Page and application data records:
%%
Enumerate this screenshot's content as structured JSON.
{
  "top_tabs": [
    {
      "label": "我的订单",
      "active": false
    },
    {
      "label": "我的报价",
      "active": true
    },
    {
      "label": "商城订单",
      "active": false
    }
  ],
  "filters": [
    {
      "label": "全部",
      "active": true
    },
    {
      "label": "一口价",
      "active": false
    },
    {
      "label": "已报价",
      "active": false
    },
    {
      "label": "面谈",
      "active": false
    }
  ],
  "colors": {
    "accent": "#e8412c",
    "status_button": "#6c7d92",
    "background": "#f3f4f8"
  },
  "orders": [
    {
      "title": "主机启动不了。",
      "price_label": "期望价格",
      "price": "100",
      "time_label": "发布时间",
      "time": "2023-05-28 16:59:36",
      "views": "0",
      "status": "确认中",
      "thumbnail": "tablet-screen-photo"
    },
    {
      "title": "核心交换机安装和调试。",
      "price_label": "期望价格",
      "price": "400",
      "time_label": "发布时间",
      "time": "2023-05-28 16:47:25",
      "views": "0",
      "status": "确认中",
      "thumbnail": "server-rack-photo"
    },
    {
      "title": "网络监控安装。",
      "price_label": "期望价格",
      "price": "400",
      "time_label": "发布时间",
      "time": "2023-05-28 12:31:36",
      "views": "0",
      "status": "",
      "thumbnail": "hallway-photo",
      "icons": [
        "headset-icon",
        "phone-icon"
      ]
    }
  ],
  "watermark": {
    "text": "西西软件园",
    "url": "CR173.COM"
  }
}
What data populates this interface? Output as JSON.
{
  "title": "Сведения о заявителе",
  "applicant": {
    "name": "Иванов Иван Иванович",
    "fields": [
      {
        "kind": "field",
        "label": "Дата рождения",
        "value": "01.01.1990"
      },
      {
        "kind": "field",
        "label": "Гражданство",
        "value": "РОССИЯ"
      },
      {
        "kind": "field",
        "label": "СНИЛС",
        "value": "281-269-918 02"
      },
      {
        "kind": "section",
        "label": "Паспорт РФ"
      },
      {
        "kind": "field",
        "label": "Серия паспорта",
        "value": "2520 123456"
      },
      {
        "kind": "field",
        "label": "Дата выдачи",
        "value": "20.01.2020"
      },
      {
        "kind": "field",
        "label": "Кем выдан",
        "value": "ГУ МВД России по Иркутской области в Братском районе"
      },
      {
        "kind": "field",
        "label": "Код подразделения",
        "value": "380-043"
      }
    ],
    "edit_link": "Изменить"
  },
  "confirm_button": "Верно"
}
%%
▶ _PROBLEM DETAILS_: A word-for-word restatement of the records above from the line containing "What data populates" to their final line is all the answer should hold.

▶ _TASK OUTPUT_:
What data populates this interface? Output as JSON.
{
  "title": "Сведения о заявителе",
  "applicant": {
    "name": "Иванов Иван Иванович",
    "fields": [
      {
        "kind": "field",
        "label": "Дата рождения",
        "value": "01.01.1990"
      },
      {
        "kind": "field",
        "label": "Гражданство",
        "value": "РОССИЯ"
      },
      {
        "kind": "field",
        "label": "СНИЛС",
        "value": "281-269-918 02"
      },
      {
        "kind": "section",
        "label": "Паспорт РФ"
      },
      {
        "kind": "field",
        "label": "Серия паспорта",
        "value": "2520 123456"
      },
      {
        "kind": "field",
        "label": "Дата выдачи",
        "value": "20.01.2020"
      },
      {
        "kind": "field",
        "label": "Кем выдан",
        "value": "ГУ МВД России по Иркутской области в Братском районе"
      },
      {
        "kind": "field",
        "label": "Код подразделения",
        "value": "380-043"
      }
    ],
    "edit_link": "Изменить"
  },
  "confirm_button": "Верно"
}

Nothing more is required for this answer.